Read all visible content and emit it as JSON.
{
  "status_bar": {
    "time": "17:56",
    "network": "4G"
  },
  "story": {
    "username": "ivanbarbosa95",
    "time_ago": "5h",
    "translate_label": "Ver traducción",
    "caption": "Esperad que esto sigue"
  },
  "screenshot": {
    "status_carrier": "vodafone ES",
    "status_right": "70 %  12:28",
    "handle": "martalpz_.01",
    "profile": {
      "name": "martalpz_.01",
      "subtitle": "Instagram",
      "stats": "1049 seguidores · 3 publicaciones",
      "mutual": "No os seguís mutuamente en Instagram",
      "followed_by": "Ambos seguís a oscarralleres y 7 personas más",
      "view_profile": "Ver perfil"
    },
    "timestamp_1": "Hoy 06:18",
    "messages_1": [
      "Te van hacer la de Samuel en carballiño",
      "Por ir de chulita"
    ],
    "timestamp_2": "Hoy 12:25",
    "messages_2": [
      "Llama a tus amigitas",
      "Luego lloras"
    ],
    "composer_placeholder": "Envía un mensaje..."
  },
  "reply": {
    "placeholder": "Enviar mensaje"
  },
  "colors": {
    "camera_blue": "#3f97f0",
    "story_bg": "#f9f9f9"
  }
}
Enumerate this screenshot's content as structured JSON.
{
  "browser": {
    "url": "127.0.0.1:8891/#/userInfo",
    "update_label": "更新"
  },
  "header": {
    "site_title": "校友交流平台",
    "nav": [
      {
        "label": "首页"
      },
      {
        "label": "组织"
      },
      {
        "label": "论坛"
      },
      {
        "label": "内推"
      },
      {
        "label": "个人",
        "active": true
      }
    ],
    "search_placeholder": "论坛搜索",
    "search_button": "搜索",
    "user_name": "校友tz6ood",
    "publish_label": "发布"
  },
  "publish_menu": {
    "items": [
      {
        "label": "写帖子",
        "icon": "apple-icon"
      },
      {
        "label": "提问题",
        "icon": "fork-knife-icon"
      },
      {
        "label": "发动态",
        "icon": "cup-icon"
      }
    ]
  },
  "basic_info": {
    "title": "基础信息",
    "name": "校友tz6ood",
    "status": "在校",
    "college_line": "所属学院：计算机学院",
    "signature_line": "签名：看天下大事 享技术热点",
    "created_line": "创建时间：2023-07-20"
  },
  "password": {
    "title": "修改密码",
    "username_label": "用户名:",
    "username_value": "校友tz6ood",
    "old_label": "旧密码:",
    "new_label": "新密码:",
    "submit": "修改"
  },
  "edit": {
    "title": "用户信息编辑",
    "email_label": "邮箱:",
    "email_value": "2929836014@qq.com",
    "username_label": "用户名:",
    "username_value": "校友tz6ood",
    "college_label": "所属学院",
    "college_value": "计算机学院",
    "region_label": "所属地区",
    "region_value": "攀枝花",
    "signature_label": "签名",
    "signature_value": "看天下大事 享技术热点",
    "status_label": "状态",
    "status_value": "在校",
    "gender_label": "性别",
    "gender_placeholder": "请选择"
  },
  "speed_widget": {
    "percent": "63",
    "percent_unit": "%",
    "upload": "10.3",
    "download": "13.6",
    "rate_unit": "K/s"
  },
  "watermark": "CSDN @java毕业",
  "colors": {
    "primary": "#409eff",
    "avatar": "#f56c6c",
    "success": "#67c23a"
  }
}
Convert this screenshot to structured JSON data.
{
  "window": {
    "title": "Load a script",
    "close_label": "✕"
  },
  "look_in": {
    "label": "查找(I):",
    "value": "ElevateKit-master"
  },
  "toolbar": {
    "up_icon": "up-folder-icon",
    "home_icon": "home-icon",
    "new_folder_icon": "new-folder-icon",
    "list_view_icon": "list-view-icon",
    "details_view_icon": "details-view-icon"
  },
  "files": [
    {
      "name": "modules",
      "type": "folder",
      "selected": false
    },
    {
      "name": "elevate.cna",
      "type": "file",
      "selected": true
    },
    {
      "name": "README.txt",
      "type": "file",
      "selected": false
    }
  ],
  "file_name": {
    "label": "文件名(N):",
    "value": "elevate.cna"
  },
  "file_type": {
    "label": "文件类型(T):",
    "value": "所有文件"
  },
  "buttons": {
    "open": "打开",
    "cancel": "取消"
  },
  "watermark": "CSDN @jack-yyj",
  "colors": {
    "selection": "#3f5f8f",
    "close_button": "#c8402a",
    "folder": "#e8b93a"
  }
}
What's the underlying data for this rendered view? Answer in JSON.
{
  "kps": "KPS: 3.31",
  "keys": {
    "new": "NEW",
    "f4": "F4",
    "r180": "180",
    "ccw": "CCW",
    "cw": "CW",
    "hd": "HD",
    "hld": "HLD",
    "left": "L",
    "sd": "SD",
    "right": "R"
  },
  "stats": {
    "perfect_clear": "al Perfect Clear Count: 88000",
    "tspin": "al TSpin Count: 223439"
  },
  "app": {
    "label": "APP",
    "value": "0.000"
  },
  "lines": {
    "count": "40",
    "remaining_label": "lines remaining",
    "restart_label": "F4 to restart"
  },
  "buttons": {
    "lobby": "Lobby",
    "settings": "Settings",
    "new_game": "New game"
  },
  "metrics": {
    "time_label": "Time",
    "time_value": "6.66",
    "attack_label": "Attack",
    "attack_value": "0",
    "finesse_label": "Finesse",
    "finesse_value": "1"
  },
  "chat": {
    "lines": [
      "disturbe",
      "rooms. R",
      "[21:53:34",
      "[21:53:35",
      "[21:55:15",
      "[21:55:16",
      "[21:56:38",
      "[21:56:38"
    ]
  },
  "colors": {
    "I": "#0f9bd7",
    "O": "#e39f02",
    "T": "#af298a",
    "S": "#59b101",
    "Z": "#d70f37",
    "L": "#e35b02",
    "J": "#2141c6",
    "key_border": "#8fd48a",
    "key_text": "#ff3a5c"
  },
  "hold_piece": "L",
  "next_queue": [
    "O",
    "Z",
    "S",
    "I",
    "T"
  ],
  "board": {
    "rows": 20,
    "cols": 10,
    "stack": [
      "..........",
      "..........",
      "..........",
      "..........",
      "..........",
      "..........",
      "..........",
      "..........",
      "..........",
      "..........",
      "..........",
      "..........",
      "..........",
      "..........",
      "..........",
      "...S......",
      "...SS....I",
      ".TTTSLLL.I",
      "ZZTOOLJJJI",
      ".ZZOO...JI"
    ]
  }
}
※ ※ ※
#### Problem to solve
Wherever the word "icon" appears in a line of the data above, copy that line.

#### Reply to the task
        "icon": "apple-icon"
        "icon": "fork-knife-icon"
        "icon": "cup-icon"
    "up_icon": "up-folder-icon",
    "home_icon": "home-icon",
    "new_folder_icon": "new-folder-icon",
    "list_view_icon": "list-view-icon",
    "details_view_icon": "details-view-icon"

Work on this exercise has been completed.